(Data records)

- - -

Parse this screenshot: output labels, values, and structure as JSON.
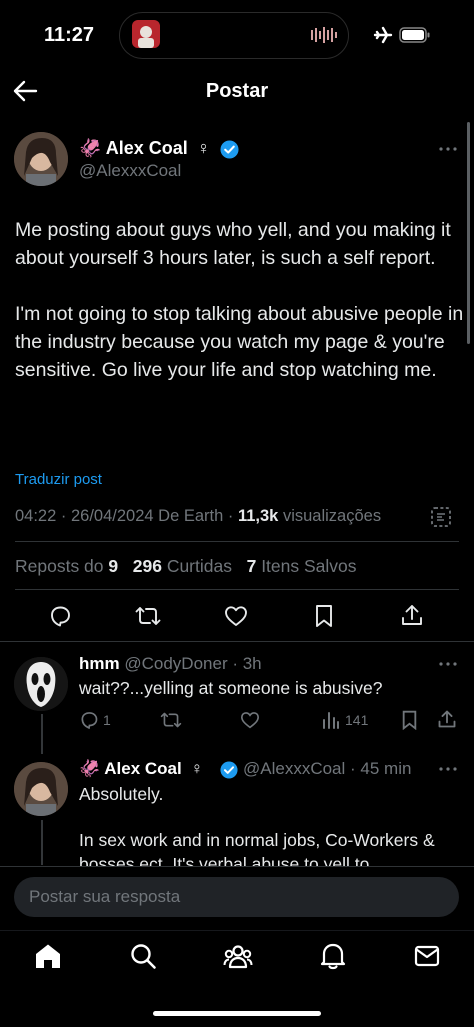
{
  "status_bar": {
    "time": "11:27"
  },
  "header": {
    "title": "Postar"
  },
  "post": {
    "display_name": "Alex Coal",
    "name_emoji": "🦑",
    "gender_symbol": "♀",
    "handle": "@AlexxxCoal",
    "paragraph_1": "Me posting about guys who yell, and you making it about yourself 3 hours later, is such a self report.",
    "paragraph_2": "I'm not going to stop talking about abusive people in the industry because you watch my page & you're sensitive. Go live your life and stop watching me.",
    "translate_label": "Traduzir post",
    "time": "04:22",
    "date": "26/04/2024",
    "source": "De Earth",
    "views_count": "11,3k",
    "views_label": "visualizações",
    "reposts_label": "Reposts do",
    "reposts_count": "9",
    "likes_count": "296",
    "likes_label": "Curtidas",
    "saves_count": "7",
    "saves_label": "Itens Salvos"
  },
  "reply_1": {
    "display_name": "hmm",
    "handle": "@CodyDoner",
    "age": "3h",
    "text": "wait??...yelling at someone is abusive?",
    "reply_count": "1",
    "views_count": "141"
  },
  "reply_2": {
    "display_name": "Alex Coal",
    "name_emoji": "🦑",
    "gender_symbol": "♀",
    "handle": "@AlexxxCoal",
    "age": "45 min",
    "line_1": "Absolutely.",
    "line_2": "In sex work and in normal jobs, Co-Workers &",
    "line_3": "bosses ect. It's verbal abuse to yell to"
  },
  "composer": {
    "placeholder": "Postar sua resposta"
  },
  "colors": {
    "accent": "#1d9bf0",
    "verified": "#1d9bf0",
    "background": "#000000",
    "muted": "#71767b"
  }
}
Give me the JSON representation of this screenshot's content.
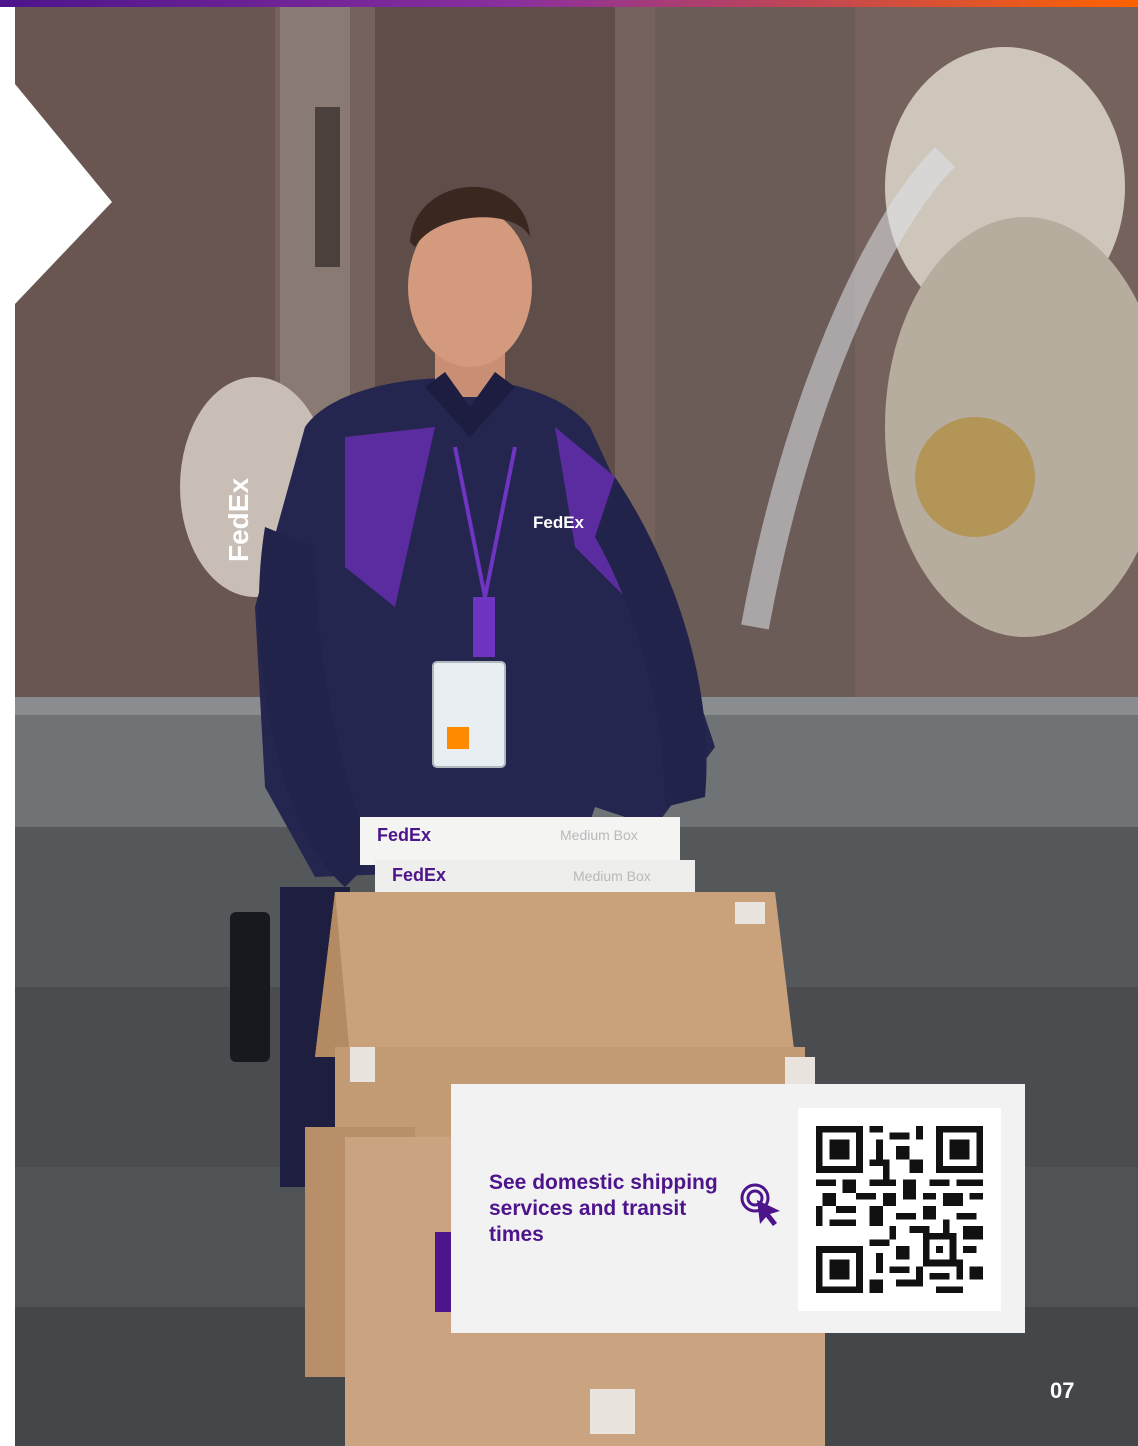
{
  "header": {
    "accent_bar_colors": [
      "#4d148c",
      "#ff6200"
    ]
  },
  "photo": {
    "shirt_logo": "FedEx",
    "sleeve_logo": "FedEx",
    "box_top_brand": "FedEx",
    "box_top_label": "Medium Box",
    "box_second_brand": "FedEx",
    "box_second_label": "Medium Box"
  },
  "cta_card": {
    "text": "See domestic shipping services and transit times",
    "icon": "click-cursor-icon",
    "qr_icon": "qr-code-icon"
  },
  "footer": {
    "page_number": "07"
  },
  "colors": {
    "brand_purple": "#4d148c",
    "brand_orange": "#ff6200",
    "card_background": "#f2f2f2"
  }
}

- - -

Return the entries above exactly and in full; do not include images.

Parse this screenshot: output labels, values, and structure as JSON.
{
  "status_bar": {
    "time": "11:27"
  },
  "header": {
    "title": "Postar"
  },
  "post": {
    "display_name": "Alex Coal",
    "name_emoji": "🦑",
    "gender_symbol": "♀",
    "handle": "@AlexxxCoal",
    "paragraph_1": "Me posting about guys who yell, and you making it about yourself 3 hours later, is such a self report.",
    "paragraph_2": "I'm not going to stop talking about abusive people in the industry because you watch my page & you're sensitive. Go live your life and stop watching me.",
    "translate_label": "Traduzir post",
    "time": "04:22",
    "date": "26/04/2024",
    "source": "De Earth",
    "views_count": "11,3k",
    "views_label": "visualizações",
    "reposts_label": "Reposts do",
    "reposts_count": "9",
    "likes_count": "296",
    "likes_label": "Curtidas",
    "saves_count": "7",
    "saves_label": "Itens Salvos"
  },
  "reply_1": {
    "display_name": "hmm",
    "handle": "@CodyDoner",
    "age": "3h",
    "text": "wait??...yelling at someone is abusive?",
    "reply_count": "1",
    "views_count": "141"
  },
  "reply_2": {
    "display_name": "Alex Coal",
    "name_emoji": "🦑",
    "gender_symbol": "♀",
    "handle": "@AlexxxCoal",
    "age": "45 min",
    "line_1": "Absolutely.",
    "line_2": "In sex work and in normal jobs, Co-Workers &",
    "line_3": "bosses ect. It's verbal abuse to yell to"
  },
  "composer": {
    "placeholder": "Postar sua resposta"
  },
  "colors": {
    "accent": "#1d9bf0",
    "verified": "#1d9bf0",
    "background": "#000000",
    "muted": "#71767b"
  }
}
Give me the JSON representation of this screenshot's content.
{
  "header": {
    "accent_bar_colors": [
      "#4d148c",
      "#ff6200"
    ]
  },
  "photo": {
    "shirt_logo": "FedEx",
    "sleeve_logo": "FedEx",
    "box_top_brand": "FedEx",
    "box_top_label": "Medium Box",
    "box_second_brand": "FedEx",
    "box_second_label": "Medium Box"
  },
  "cta_card": {
    "text": "See domestic shipping services and transit times",
    "icon": "click-cursor-icon",
    "qr_icon": "qr-code-icon"
  },
  "footer": {
    "page_number": "07"
  },
  "colors": {
    "brand_purple": "#4d148c",
    "brand_orange": "#ff6200",
    "card_background": "#f2f2f2"
  }
}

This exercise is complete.